Data about app and page elements
········

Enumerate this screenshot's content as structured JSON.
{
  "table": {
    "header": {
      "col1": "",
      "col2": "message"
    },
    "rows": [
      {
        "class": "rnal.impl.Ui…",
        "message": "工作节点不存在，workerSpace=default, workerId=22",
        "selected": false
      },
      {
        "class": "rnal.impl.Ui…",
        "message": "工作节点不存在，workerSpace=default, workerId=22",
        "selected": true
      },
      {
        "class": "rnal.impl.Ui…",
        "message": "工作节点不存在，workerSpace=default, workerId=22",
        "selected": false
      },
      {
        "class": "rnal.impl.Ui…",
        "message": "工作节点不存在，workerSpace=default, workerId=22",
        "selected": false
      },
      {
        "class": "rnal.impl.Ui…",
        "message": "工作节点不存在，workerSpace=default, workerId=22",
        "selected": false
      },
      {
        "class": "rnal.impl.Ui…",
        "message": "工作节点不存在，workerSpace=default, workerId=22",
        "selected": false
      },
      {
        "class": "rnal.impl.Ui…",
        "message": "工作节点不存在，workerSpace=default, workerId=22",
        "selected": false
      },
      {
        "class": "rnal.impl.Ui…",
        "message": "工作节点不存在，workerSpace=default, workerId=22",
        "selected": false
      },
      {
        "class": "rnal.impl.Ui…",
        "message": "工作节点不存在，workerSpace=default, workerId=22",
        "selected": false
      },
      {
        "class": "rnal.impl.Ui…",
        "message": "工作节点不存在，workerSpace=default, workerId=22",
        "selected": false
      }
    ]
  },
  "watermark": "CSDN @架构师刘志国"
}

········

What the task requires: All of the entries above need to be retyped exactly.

Answer to this task:
Enumerate this screenshot's content as structured JSON.
{
  "table": {
    "header": {
      "col1": "",
      "col2": "message"
    },
    "rows": [
      {
        "class": "rnal.impl.Ui…",
        "message": "工作节点不存在，workerSpace=default, workerId=22",
        "selected": false
      },
      {
        "class": "rnal.impl.Ui…",
        "message": "工作节点不存在，workerSpace=default, workerId=22",
        "selected": true
      },
      {
        "class": "rnal.impl.Ui…",
        "message": "工作节点不存在，workerSpace=default, workerId=22",
        "selected": false
      },
      {
        "class": "rnal.impl.Ui…",
        "message": "工作节点不存在，workerSpace=default, workerId=22",
        "selected": false
      },
      {
        "class": "rnal.impl.Ui…",
        "message": "工作节点不存在，workerSpace=default, workerId=22",
        "selected": false
      },
      {
        "class": "rnal.impl.Ui…",
        "message": "工作节点不存在，workerSpace=default, workerId=22",
        "selected": false
      },
      {
        "class": "rnal.impl.Ui…",
        "message": "工作节点不存在，workerSpace=default, workerId=22",
        "selected": false
      },
      {
        "class": "rnal.impl.Ui…",
        "message": "工作节点不存在，workerSpace=default, workerId=22",
        "selected": false
      },
      {
        "class": "rnal.impl.Ui…",
        "message": "工作节点不存在，workerSpace=default, workerId=22",
        "selected": false
      },
      {
        "class": "rnal.impl.Ui…",
        "message": "工作节点不存在，workerSpace=default, workerId=22",
        "selected": false
      }
    ]
  },
  "watermark": "CSDN @架构师刘志国"
}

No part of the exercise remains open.